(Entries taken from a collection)
_ _ _

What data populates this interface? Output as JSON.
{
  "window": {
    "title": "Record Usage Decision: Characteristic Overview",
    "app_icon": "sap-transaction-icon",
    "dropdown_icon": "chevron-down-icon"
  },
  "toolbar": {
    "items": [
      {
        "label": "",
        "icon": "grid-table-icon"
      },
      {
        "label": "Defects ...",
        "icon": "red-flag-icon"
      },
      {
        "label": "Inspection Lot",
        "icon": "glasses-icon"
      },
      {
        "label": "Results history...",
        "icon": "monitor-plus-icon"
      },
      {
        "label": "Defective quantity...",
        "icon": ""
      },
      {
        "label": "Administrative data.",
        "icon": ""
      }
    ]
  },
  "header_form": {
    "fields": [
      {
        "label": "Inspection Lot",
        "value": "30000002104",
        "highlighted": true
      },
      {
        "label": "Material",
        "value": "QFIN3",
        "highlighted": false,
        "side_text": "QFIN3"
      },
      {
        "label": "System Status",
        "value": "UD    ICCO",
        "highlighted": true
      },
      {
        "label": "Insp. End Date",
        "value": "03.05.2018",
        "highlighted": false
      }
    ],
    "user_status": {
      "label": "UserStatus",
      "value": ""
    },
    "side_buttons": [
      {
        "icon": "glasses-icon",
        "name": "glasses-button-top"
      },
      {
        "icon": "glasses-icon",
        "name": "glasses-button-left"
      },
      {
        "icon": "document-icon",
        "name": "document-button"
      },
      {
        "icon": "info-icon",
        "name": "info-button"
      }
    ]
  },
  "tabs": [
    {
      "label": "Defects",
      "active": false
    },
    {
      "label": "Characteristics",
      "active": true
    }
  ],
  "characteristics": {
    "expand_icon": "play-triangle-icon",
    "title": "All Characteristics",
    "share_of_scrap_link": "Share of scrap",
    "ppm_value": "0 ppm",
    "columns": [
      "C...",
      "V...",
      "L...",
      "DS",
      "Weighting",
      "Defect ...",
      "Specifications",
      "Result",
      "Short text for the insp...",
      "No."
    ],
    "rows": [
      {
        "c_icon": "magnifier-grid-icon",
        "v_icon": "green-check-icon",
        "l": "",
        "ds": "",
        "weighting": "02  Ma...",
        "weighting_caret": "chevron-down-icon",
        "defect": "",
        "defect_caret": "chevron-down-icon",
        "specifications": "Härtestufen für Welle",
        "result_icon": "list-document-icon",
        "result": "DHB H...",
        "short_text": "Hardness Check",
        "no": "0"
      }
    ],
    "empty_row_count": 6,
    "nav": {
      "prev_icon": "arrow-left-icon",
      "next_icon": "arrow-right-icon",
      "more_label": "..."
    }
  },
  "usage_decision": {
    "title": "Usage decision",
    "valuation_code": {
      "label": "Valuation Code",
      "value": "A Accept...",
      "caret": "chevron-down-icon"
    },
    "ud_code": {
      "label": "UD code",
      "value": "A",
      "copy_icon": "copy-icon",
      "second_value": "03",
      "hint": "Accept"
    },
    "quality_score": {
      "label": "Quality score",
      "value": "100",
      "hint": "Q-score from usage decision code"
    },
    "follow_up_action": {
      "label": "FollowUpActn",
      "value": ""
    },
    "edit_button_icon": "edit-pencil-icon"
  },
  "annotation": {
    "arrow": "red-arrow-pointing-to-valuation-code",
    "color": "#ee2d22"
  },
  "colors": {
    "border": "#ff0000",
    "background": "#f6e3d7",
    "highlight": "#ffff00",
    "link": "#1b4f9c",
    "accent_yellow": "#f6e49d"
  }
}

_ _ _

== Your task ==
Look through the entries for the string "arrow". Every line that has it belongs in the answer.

== Solution below ==
      "prev_icon": "arrow-left-icon",
      "next_icon": "arrow-right-icon",
    "arrow": "red-arrow-pointing-to-valuation-code",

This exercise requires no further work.